Input data:
++++++++

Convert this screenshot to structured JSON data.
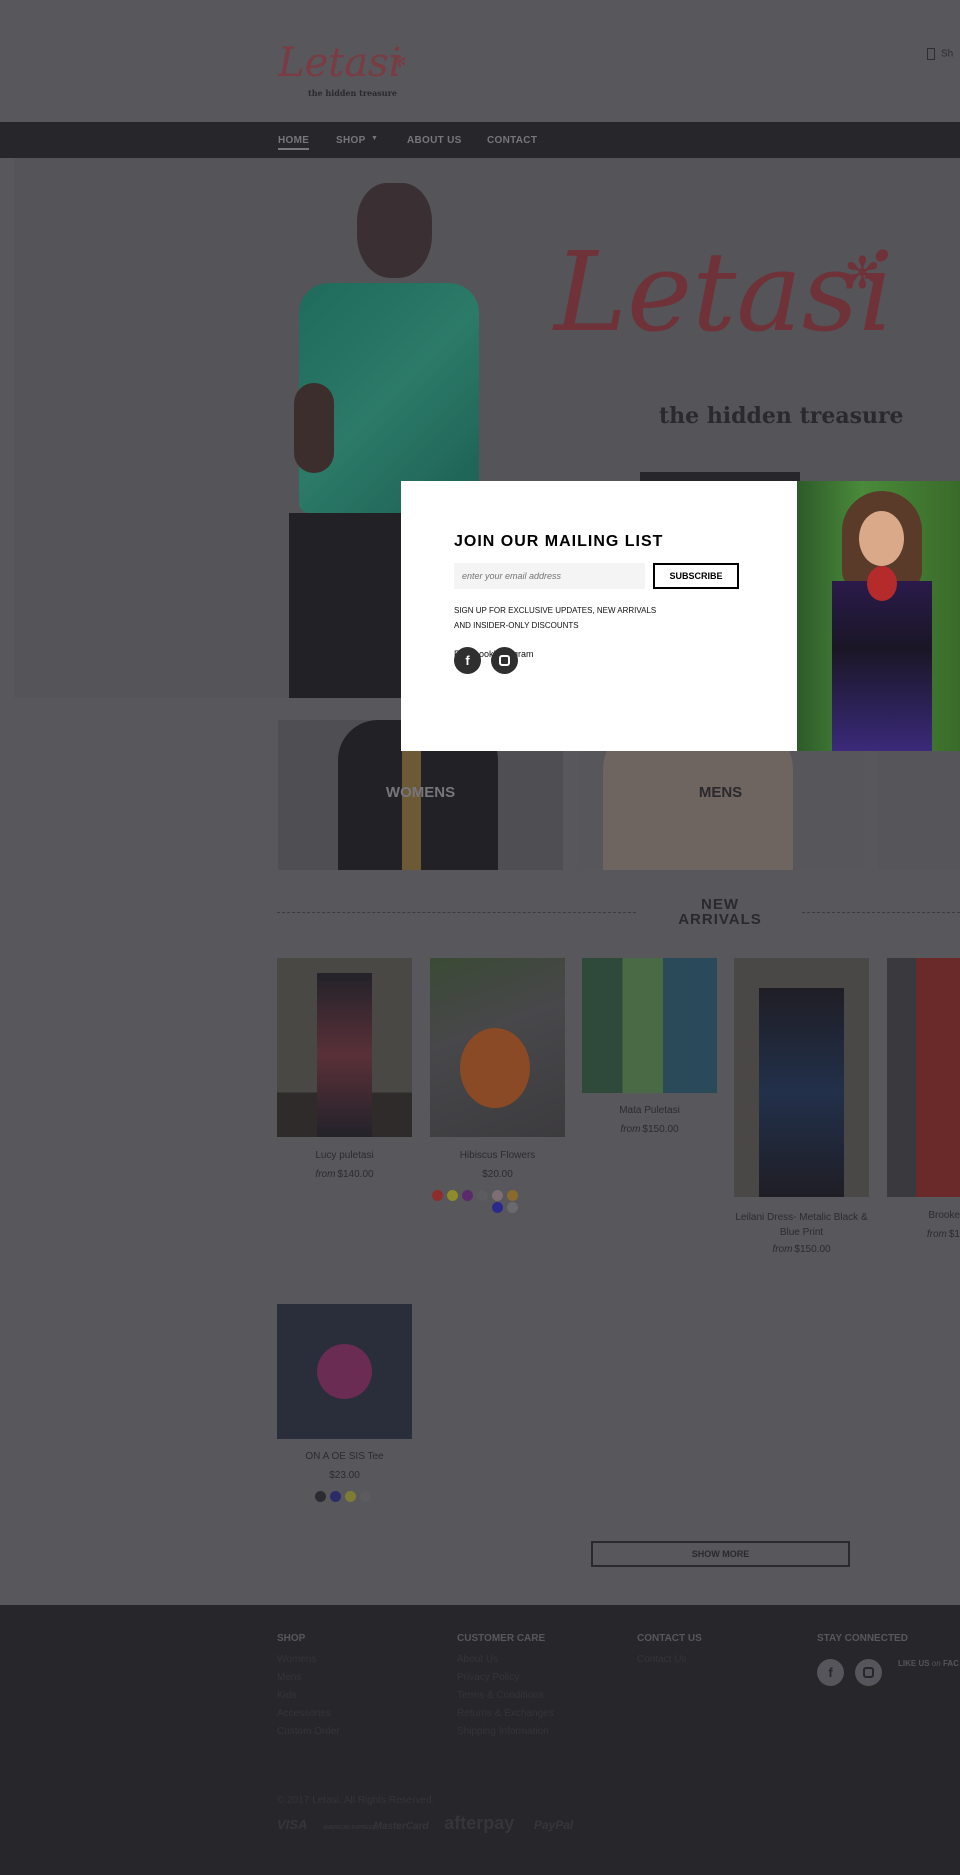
{
  "header": {
    "logo_text": "Letasi",
    "logo_tagline": "the hidden treasure",
    "cart_label": "Sh"
  },
  "nav": [
    {
      "label": "HOME"
    },
    {
      "label": "SHOP"
    },
    {
      "label": "ABOUT US"
    },
    {
      "label": "CONTACT"
    }
  ],
  "hero": {
    "logo_text": "Letasi",
    "logo_tagline": "the hidden treasure"
  },
  "categories": [
    {
      "label": "WOMENS"
    },
    {
      "label": "MENS"
    }
  ],
  "new_arrivals": {
    "title_line1": "NEW",
    "title_line2": "ARRIVALS"
  },
  "products": [
    {
      "name": "Lucy puletasi",
      "from": "from",
      "price": "$140.00"
    },
    {
      "name": "Hibiscus Flowers",
      "from": "",
      "price": "$20.00",
      "swatches": [
        "#8e2e2c",
        "#8e8b2a",
        "#5a2a6a",
        "#5c5b60",
        "#7e6e74",
        "#8a6a2c",
        "#2a2a8a",
        "#6a696e"
      ]
    },
    {
      "name": "Mata Puletasi",
      "from": "from",
      "price": "$150.00"
    },
    {
      "name": "Leilani Dress- Metalic Black & Blue Print",
      "from": "from",
      "price": "$150.00"
    },
    {
      "name": "Brooke",
      "from": "from",
      "price": "$1"
    },
    {
      "name": "ON A OE SIS Tee",
      "from": "",
      "price": "$23.00",
      "swatches": [
        "#2c2b33",
        "#2c2b6a",
        "#7e7c34",
        "#5c5b60"
      ]
    }
  ],
  "show_more": "SHOW MORE",
  "popup": {
    "title": "JOIN OUR MAILING LIST",
    "email_placeholder": "enter your email address",
    "subscribe": "SUBSCRIBE",
    "desc_line1": "SIGN UP FOR EXCLUSIVE UPDATES, NEW ARRIVALS",
    "desc_line2": "AND INSIDER-ONLY DISCOUNTS",
    "social_text": "FacebookInstagram"
  },
  "footer": {
    "shop": {
      "title": "SHOP",
      "links": [
        "Womens",
        "Mens",
        "Kids",
        "Accessories",
        "Custom Order"
      ]
    },
    "care": {
      "title": "CUSTOMER CARE",
      "links": [
        "About Us",
        "Privacy Policy",
        "Terms & Conditions",
        "Returns & Exchanges",
        "Shipping Information"
      ]
    },
    "contact": {
      "title": "CONTACT US",
      "links": [
        "Contact Us"
      ]
    },
    "connect": {
      "title": "STAY CONNECTED",
      "like": "LIKE US",
      "on": "on",
      "fb": "FAC"
    },
    "copyright": "© 2017 Letasi. All Rights Reserved.",
    "payments": [
      "VISA",
      "AMERICAN EXPRESS",
      "MasterCard",
      "afterpay",
      "PayPal"
    ]
  }
}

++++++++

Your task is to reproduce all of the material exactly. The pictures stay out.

Response to this task:
Convert this screenshot to structured JSON data.
{
  "header": {
    "logo_text": "Letasi",
    "logo_tagline": "the hidden treasure",
    "cart_label": "Sh"
  },
  "nav": [
    {
      "label": "HOME"
    },
    {
      "label": "SHOP"
    },
    {
      "label": "ABOUT US"
    },
    {
      "label": "CONTACT"
    }
  ],
  "hero": {
    "logo_text": "Letasi",
    "logo_tagline": "the hidden treasure"
  },
  "categories": [
    {
      "label": "WOMENS"
    },
    {
      "label": "MENS"
    }
  ],
  "new_arrivals": {
    "title_line1": "NEW",
    "title_line2": "ARRIVALS"
  },
  "products": [
    {
      "name": "Lucy puletasi",
      "from": "from",
      "price": "$140.00"
    },
    {
      "name": "Hibiscus Flowers",
      "from": "",
      "price": "$20.00",
      "swatches": [
        "#8e2e2c",
        "#8e8b2a",
        "#5a2a6a",
        "#5c5b60",
        "#7e6e74",
        "#8a6a2c",
        "#2a2a8a",
        "#6a696e"
      ]
    },
    {
      "name": "Mata Puletasi",
      "from": "from",
      "price": "$150.00"
    },
    {
      "name": "Leilani Dress- Metalic Black & Blue Print",
      "from": "from",
      "price": "$150.00"
    },
    {
      "name": "Brooke",
      "from": "from",
      "price": "$1"
    },
    {
      "name": "ON A OE SIS Tee",
      "from": "",
      "price": "$23.00",
      "swatches": [
        "#2c2b33",
        "#2c2b6a",
        "#7e7c34",
        "#5c5b60"
      ]
    }
  ],
  "show_more": "SHOW MORE",
  "popup": {
    "title": "JOIN OUR MAILING LIST",
    "email_placeholder": "enter your email address",
    "subscribe": "SUBSCRIBE",
    "desc_line1": "SIGN UP FOR EXCLUSIVE UPDATES, NEW ARRIVALS",
    "desc_line2": "AND INSIDER-ONLY DISCOUNTS",
    "social_text": "FacebookInstagram"
  },
  "footer": {
    "shop": {
      "title": "SHOP",
      "links": [
        "Womens",
        "Mens",
        "Kids",
        "Accessories",
        "Custom Order"
      ]
    },
    "care": {
      "title": "CUSTOMER CARE",
      "links": [
        "About Us",
        "Privacy Policy",
        "Terms & Conditions",
        "Returns & Exchanges",
        "Shipping Information"
      ]
    },
    "contact": {
      "title": "CONTACT US",
      "links": [
        "Contact Us"
      ]
    },
    "connect": {
      "title": "STAY CONNECTED",
      "like": "LIKE US",
      "on": "on",
      "fb": "FAC"
    },
    "copyright": "© 2017 Letasi. All Rights Reserved.",
    "payments": [
      "VISA",
      "AMERICAN EXPRESS",
      "MasterCard",
      "afterpay",
      "PayPal"
    ]
  }
}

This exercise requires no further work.